Within these entries, which lines include the string "icon"? Copy each one.

(Interface dataset entries)
Start of Block

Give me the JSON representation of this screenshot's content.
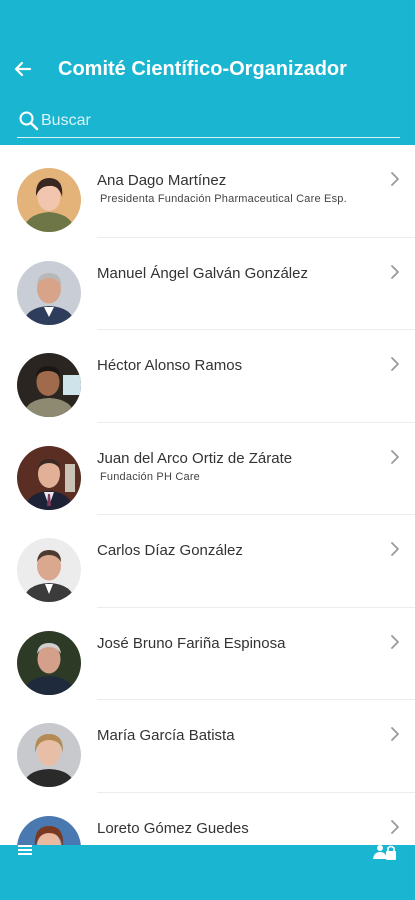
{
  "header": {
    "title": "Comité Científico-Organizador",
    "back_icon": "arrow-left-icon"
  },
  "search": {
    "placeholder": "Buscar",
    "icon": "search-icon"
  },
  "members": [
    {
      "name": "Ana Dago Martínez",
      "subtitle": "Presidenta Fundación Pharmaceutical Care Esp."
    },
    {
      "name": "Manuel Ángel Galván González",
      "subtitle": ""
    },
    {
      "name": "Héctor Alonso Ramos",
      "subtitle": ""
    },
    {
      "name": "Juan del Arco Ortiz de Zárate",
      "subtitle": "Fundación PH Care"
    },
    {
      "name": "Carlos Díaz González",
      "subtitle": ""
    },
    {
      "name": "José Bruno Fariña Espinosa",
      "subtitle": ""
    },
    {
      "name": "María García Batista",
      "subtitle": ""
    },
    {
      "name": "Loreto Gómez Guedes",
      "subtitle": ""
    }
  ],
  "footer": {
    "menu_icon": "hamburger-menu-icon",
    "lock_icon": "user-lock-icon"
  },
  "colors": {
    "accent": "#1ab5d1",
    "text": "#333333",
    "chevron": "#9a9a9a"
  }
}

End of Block

Solution to this exercise:
    "back_icon": "arrow-left-icon"
    "icon": "search-icon"
    "menu_icon": "hamburger-menu-icon",
    "lock_icon": "user-lock-icon"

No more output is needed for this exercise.